Strong emotional bonds between mothers and infants increase children’s willingness to explore the world—an effect that has been observed across the animal kingdom, in people, monkeys and even spiders. The more secure we are in our attachment to Mom, the more likely we are to try new things and take risks. Now researchers are discovering that this effect continues into adulthood. A mere reminder of Mom’s touch or the sound of her voice on the phone is enough to change people’s minds and moods, affecting their decision making in measurable ways.
In a study published online in April in Psycholog ic al Science, undergraduate business students had to choose between safe bets and risky gambles—a bond with a guaranteed 4 percent yearly return or a riskier stock option, for example. In half the cases, the experimenters patted the students lightly on the back of the shoulder for about one second while providing verbal instructions about the study. Both male and female students who were touched by a female experimenter were far more likely to choose the risky altern ative than were those who had not been touched or were patted by male experimenters. The reassuring touch of a woman may have triggered early associations, inspiring the same openness to exploration that is observed in young children of supportive mothers, explains Jonathan Levav, a business professor at Columbia University and lead author of the study.
To further confirm that a woman’s touch links feelings of security with risk taking, the researchers asked a different group of undergraduates to make financial decisions after a writing exercise. Half of them wrote about a time they felt secure and supported, whereas the other half wrote about feeling insecure and alone. Evoking a sense of insecurity made students in the latter group especially receptive to the gentle shoulder pats from female experimenters and much more willing to take a risk—just as a child leaving for a field trip might steal one last reassuring hug from Mom before stepping on the bus.

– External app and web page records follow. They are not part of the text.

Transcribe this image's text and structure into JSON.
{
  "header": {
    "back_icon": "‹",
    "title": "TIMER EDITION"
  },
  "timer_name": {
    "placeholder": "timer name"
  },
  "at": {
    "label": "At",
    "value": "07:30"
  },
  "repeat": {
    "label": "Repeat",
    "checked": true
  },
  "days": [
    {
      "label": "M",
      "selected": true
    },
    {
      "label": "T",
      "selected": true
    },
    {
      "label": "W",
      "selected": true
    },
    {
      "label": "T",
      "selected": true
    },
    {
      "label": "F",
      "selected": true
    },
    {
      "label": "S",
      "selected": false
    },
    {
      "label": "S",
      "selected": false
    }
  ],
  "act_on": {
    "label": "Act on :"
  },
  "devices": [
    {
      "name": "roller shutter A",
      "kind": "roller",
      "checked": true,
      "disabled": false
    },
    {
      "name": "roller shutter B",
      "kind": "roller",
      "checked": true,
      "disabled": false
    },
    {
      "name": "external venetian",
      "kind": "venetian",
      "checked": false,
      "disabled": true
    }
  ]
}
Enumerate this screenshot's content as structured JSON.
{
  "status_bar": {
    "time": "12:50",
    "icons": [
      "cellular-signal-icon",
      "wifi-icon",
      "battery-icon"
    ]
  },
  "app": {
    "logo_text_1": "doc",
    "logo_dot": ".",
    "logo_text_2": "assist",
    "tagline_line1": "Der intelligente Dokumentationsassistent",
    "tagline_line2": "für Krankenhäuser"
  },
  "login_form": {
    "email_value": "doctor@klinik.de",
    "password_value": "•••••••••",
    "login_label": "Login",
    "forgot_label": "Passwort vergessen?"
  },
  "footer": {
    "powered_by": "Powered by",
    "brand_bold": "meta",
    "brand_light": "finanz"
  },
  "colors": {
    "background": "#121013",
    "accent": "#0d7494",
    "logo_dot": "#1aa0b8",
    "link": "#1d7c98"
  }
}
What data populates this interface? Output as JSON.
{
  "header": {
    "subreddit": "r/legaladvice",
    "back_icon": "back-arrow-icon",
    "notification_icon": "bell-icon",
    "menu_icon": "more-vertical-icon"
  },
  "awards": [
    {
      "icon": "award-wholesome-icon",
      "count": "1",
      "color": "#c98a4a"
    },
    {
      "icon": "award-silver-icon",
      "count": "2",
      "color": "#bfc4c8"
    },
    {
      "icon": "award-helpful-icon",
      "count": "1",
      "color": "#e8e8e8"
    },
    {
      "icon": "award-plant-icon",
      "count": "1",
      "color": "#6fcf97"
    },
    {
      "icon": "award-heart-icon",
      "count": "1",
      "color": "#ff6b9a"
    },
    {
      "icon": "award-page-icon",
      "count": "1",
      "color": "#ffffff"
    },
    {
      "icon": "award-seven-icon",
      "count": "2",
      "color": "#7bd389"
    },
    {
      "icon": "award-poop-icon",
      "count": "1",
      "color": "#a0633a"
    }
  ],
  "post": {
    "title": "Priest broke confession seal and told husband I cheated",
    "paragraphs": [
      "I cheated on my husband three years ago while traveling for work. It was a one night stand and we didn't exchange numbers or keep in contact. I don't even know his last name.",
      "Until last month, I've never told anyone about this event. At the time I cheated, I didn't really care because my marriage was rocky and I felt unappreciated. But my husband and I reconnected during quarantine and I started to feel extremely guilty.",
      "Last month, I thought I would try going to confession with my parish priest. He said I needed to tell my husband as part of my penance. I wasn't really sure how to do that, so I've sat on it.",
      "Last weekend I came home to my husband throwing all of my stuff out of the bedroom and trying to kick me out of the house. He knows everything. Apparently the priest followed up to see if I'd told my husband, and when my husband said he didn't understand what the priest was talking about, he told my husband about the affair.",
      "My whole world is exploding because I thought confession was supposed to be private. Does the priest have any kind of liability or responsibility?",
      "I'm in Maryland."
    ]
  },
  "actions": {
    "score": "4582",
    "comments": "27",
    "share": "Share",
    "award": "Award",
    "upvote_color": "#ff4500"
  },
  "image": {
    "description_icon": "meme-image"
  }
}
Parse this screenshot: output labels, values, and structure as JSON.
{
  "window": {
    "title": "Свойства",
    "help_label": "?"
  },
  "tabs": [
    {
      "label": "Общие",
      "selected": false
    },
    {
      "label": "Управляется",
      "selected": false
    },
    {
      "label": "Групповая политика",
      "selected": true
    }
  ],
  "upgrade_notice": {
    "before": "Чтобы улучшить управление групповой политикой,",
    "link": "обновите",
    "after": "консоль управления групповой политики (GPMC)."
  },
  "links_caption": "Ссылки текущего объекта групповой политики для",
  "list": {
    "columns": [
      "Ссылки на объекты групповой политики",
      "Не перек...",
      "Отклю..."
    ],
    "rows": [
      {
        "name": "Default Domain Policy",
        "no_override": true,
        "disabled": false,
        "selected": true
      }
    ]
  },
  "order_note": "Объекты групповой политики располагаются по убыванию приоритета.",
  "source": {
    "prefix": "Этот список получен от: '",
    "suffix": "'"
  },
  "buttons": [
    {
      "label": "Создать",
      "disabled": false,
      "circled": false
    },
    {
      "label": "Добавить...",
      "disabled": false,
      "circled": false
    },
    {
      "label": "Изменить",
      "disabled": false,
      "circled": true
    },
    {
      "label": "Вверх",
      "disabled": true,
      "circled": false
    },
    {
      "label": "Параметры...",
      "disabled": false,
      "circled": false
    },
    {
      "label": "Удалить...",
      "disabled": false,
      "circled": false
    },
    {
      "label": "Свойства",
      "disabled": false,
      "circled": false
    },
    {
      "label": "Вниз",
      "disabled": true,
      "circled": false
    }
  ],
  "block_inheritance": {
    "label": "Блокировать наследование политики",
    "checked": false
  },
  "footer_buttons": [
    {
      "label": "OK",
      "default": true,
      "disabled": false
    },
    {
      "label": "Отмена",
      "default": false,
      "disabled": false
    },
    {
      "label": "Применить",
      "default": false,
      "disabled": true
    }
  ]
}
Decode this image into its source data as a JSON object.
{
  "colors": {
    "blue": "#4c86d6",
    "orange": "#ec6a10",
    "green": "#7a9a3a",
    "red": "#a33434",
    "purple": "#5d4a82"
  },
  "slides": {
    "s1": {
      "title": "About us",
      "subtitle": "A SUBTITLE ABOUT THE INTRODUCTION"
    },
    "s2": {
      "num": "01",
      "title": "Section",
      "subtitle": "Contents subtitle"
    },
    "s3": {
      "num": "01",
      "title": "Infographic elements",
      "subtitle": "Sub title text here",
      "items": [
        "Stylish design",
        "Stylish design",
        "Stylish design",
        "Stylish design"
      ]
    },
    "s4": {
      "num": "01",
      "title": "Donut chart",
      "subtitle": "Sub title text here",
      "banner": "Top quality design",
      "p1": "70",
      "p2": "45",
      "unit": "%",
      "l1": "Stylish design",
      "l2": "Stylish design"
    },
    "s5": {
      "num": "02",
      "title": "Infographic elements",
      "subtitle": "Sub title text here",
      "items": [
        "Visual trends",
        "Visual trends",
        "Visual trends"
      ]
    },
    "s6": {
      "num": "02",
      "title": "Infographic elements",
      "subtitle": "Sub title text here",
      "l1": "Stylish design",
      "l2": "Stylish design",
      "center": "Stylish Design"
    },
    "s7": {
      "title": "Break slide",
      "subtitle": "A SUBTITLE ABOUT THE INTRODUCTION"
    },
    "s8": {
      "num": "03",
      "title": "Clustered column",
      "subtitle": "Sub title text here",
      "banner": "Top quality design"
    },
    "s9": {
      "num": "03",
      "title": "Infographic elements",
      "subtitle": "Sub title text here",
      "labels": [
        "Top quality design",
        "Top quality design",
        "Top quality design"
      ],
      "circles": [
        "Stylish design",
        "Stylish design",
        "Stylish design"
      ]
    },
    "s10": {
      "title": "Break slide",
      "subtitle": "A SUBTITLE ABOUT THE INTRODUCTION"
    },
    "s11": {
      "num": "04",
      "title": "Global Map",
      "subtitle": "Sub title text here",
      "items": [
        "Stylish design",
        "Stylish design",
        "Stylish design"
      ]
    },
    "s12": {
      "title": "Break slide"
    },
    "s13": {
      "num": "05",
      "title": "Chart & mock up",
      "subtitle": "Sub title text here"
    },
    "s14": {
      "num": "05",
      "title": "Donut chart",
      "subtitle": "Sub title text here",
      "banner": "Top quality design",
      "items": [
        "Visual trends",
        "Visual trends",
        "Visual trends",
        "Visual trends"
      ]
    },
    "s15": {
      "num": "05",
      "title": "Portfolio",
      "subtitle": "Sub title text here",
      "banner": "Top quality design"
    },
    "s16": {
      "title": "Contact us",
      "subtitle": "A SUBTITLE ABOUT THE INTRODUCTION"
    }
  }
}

But touch is not the only source of maternal comfort. In a study published online in May in the Proceedings of the Royal Society B, researchers at the University of Wisconsin–Madison stressed out a group of seven- to 12-year-old girls by giving them math and public-speaking exercises. Then they reunited some girls with their mothers but offered others only a phone call. The study found that girls who talked with their mothers on the phone released just as much oxytocin, the so cial bonding hormone, as those who got to hug their mothers. And both groups had similarly low levels of cortisol, a stress hormone, which might explain why so many people—young and old alike—call their mothers when feeling blue.
“What we are dealing with is very fundamental,” Levav says. “It comes down to the simple reason that your mom was the first one to hold you.” And the effects of that bond last for a lifetime.